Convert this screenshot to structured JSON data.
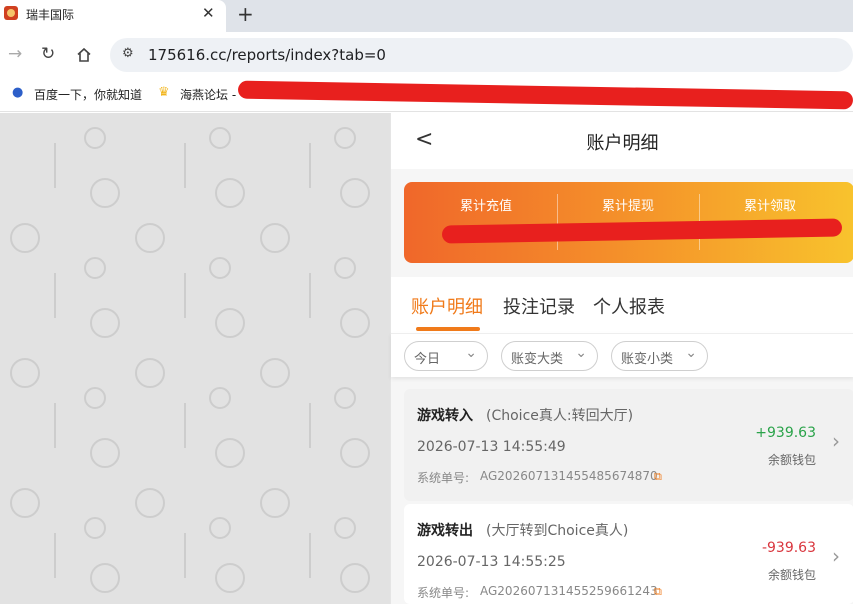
{
  "browser": {
    "tab_title": "瑞丰国际",
    "close_glyph": "✕",
    "new_tab_glyph": "+",
    "url": "175616.cc/reports/index?tab=0",
    "bookmarks": [
      {
        "label": "百度一下，你就知道",
        "icon": "baidu-paw-icon"
      },
      {
        "label": "海燕论坛 -",
        "icon": "trophy-icon"
      }
    ]
  },
  "page": {
    "title": "账户明细",
    "stats": {
      "labels": [
        "累计充值",
        "累计提现",
        "累计领取"
      ]
    },
    "tabs": [
      "账户明细",
      "投注记录",
      "个人报表"
    ],
    "active_tab": 0,
    "filters": [
      "今日",
      "账变大类",
      "账变小类"
    ],
    "records": [
      {
        "type": "游戏转入",
        "desc": "(Choice真人:转回大厅)",
        "time": "2026-07-13 14:55:49",
        "order_label": "系统单号:",
        "order_no": "AG20260713145548567487​0",
        "amount": "+939.63",
        "wallet": "余额钱包"
      },
      {
        "type": "游戏转出",
        "desc": "(大厅转到Choice真人)",
        "time": "2026-07-13 14:55:25",
        "order_label": "系统单号:",
        "order_no": "AG20260713145525966124​3",
        "amount": "-939.63",
        "wallet": "余额钱包"
      }
    ]
  },
  "colors": {
    "accent": "#f07a1a",
    "positive": "#2aa34a",
    "negative": "#d9363e",
    "redaction": "#e8201e"
  }
}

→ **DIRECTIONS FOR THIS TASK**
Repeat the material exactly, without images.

→ **EXERCISE RESULT**
Convert this screenshot to structured JSON data.
{
  "browser": {
    "tab_title": "瑞丰国际",
    "close_glyph": "✕",
    "new_tab_glyph": "+",
    "url": "175616.cc/reports/index?tab=0",
    "bookmarks": [
      {
        "label": "百度一下，你就知道",
        "icon": "baidu-paw-icon"
      },
      {
        "label": "海燕论坛 -",
        "icon": "trophy-icon"
      }
    ]
  },
  "page": {
    "title": "账户明细",
    "stats": {
      "labels": [
        "累计充值",
        "累计提现",
        "累计领取"
      ]
    },
    "tabs": [
      "账户明细",
      "投注记录",
      "个人报表"
    ],
    "active_tab": 0,
    "filters": [
      "今日",
      "账变大类",
      "账变小类"
    ],
    "records": [
      {
        "type": "游戏转入",
        "desc": "(Choice真人:转回大厅)",
        "time": "2026-07-13 14:55:49",
        "order_label": "系统单号:",
        "order_no": "AG20260713145548567487​0",
        "amount": "+939.63",
        "wallet": "余额钱包"
      },
      {
        "type": "游戏转出",
        "desc": "(大厅转到Choice真人)",
        "time": "2026-07-13 14:55:25",
        "order_label": "系统单号:",
        "order_no": "AG20260713145525966124​3",
        "amount": "-939.63",
        "wallet": "余额钱包"
      }
    ]
  },
  "colors": {
    "accent": "#f07a1a",
    "positive": "#2aa34a",
    "negative": "#d9363e",
    "redaction": "#e8201e"
  }
}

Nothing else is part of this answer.